Aim of the task: The answer should consist of the records below, repeated exactly, and no pictures.
════════════════
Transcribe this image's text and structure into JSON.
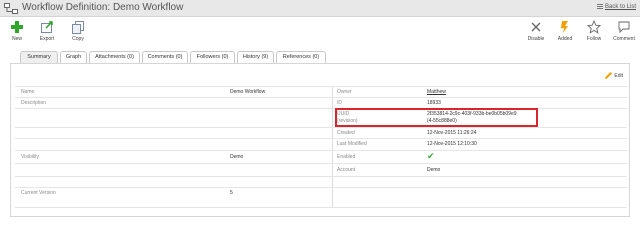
{
  "header": {
    "title": "Workflow Definition: Demo Workflow",
    "back_link": "Back to List"
  },
  "toolbar_left": [
    {
      "label": "New",
      "icon": "plus-icon"
    },
    {
      "label": "Export",
      "icon": "export-icon"
    },
    {
      "label": "Copy",
      "icon": "copy-icon"
    }
  ],
  "toolbar_right": [
    {
      "label": "Disable",
      "icon": "close-icon"
    },
    {
      "label": "Added",
      "icon": "added-icon"
    },
    {
      "label": "Follow",
      "icon": "star-icon"
    },
    {
      "label": "Comment",
      "icon": "comment-icon"
    }
  ],
  "tabs": [
    {
      "label": "Summary"
    },
    {
      "label": "Graph"
    },
    {
      "label": "Attachments (0)"
    },
    {
      "label": "Comments (0)"
    },
    {
      "label": "Followers (0)"
    },
    {
      "label": "History (9)"
    },
    {
      "label": "References (0)"
    }
  ],
  "edit_label": "Edit",
  "left_fields": {
    "name": {
      "label": "Name",
      "value": "Demo Workflow"
    },
    "description": {
      "label": "Description",
      "value": ""
    },
    "visibility": {
      "label": "Visibility",
      "value": "Demo"
    },
    "current_version": {
      "label": "Current Version",
      "value": "5"
    }
  },
  "right_fields": {
    "owner": {
      "label": "Owner",
      "value": "Matthew"
    },
    "id": {
      "label": "ID",
      "value": "18933"
    },
    "uuid": {
      "label": "UUID",
      "sublabel": "(revision)",
      "value": "2f353814-2c9c-403f-933b-be0b05b09e9",
      "subvalue": "(4-55c888e0)"
    },
    "created": {
      "label": "Created",
      "value": "12-Nov-2015 11:26:24"
    },
    "last_modified": {
      "label": "Last Modified",
      "value": "12-Nov-2015 12:10:30"
    },
    "enabled": {
      "label": "Enabled",
      "value": "✔"
    },
    "account": {
      "label": "Account",
      "value": "Demo"
    }
  },
  "colors": {
    "highlight": "#d9262c",
    "plus": "#2fa52a",
    "added": "#f0a000",
    "check": "#3aa53a"
  }
}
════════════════
Solution:
Transcribe this image's text and structure into JSON.
{
  "header": {
    "title": "Workflow Definition: Demo Workflow",
    "back_link": "Back to List"
  },
  "toolbar_left": [
    {
      "label": "New",
      "icon": "plus-icon"
    },
    {
      "label": "Export",
      "icon": "export-icon"
    },
    {
      "label": "Copy",
      "icon": "copy-icon"
    }
  ],
  "toolbar_right": [
    {
      "label": "Disable",
      "icon": "close-icon"
    },
    {
      "label": "Added",
      "icon": "added-icon"
    },
    {
      "label": "Follow",
      "icon": "star-icon"
    },
    {
      "label": "Comment",
      "icon": "comment-icon"
    }
  ],
  "tabs": [
    {
      "label": "Summary"
    },
    {
      "label": "Graph"
    },
    {
      "label": "Attachments (0)"
    },
    {
      "label": "Comments (0)"
    },
    {
      "label": "Followers (0)"
    },
    {
      "label": "History (9)"
    },
    {
      "label": "References (0)"
    }
  ],
  "edit_label": "Edit",
  "left_fields": {
    "name": {
      "label": "Name",
      "value": "Demo Workflow"
    },
    "description": {
      "label": "Description",
      "value": ""
    },
    "visibility": {
      "label": "Visibility",
      "value": "Demo"
    },
    "current_version": {
      "label": "Current Version",
      "value": "5"
    }
  },
  "right_fields": {
    "owner": {
      "label": "Owner",
      "value": "Matthew"
    },
    "id": {
      "label": "ID",
      "value": "18933"
    },
    "uuid": {
      "label": "UUID",
      "sublabel": "(revision)",
      "value": "2f353814-2c9c-403f-933b-be0b05b09e9",
      "subvalue": "(4-55c888e0)"
    },
    "created": {
      "label": "Created",
      "value": "12-Nov-2015 11:26:24"
    },
    "last_modified": {
      "label": "Last Modified",
      "value": "12-Nov-2015 12:10:30"
    },
    "enabled": {
      "label": "Enabled",
      "value": "✔"
    },
    "account": {
      "label": "Account",
      "value": "Demo"
    }
  },
  "colors": {
    "highlight": "#d9262c",
    "plus": "#2fa52a",
    "added": "#f0a000",
    "check": "#3aa53a"
  }
}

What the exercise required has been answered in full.